Path to Membership: Another Viewpoint

This year, UUCWC instituted a new membership class called “Pathways.”  Unlike the previous classes, “Roots” and “Wings,” Rev. Kim revised the required membership class to be more interactive (not a lecture) and to focus on what it means to be a Unitarian Universalist today. We are an evolving faith. Part of our responsibility as Unitarian Universalists is to stay current! The long-term members who took the class this year all reported that today’s Unitarian Universalism is different from what they once learned. Their new knowledge led to a powerful reaffirmation of their commitment to Unitarian Universalism and asked them to explore: “What do you need to do because you are a Unitarian Universalist?” I encourage everyone to take the three-session Pathways class with Rev. Kim sometime next church year.

For a new member perspective on “Pathways,” I asked Michelle Kinney, who joined UUCWC in February 2021, to write about her experience with the class. 

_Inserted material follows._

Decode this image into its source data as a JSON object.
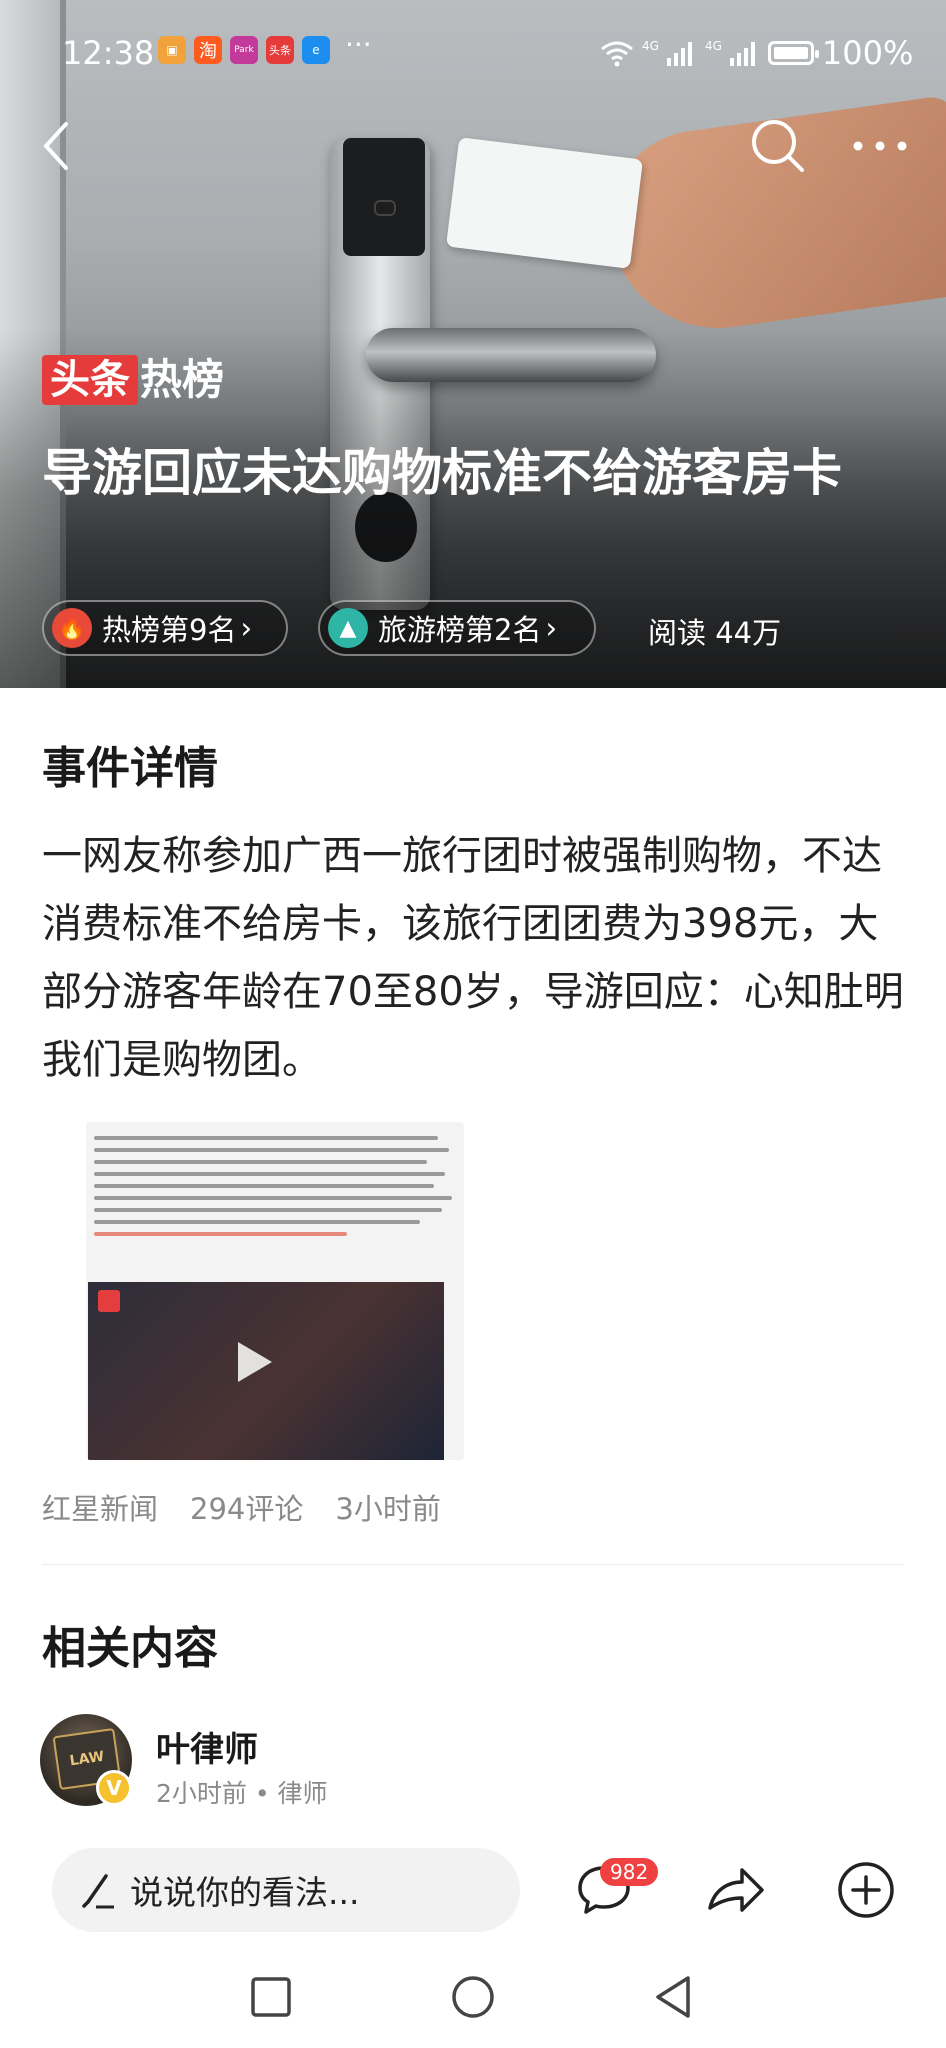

Here is what Michelle shared.

Connecting to UUCWC
Michelle Kinney

I’d like to share some thoughts about the path to membership classes which I participated in via zoom this year. At first, I didn’t really know if I was ready for the path to membership, due to the pandemic and the complete disruption of our lives. A simple ‘no thank you’ would have been enough. I didn’t know if I was ready to move from ‘visitor’ to ‘member’ status. I also wasn’t comfortable with religious words; words like holy, sacred, heaven, divine. I had moved from Seattle, WA, one of the least “churched” places in America so I had gotten pretty comfortable saying ‘no thank you’ to church. But one thing I did know was that I was very curious and I had a lot of questions. I also wanted my children to see the goodness in faith and have a belief system that they can trust. So, at the very least, I would accept the invitation, listen and maybe ask questions if I felt brave enough to do so. At first, I was a little apprehensive. Getting adjusted to the “Hollywood Squares” of connection via zoom was challenging. It’s much harder to quietly observe from the back when you’re zoomed in.

One of my favorite things about the classes was all the great questions. I had so many! Where do UUs come from? What do they believe? What do they value? What do I do with the belief system I’ve grown to trust but am now pulling apart? How can we talk about reason and science AND the mystery of faith? What is prayer anyway? All of my own questions and those in our zoom community brought forth a rich language of answers, exploration, and personal discovery. With Reverend Kim’s help, I was exploring my questions in a gentle way that was a little scary, and a little hopeful.

These kinds of questions were stifling to me some days, and I’m glad I had a place to bring them. Rather than allowing these questions to overwhelm and derail me, I was provided with a place to bring them, a place where people listened without judgement, treated me with respect, and didn’t force a common belief or creed onto me. The classes helped to demystify UUism, and remind me that it’s a human endeavor. I learned that throughout their history UU’s questioned and challenged systems of oppression, actions that continue today and help me to understand the world, and my responsibility to it.

What I was given was a starting point, and a safe, interconnected space to listen, to share, to question, all as a part of my own spiritual education. We have so many different styles of faith here, and what I learned is that faith has to be done together, in community, and, with the UU membership classes I felt like I was going somewhere. I wasn’t quite there yet, but I wasn’t going there alone.

Throughout, I could see there are good people in this community, there is good work being done here. We may not have all the answers, but the journey is good.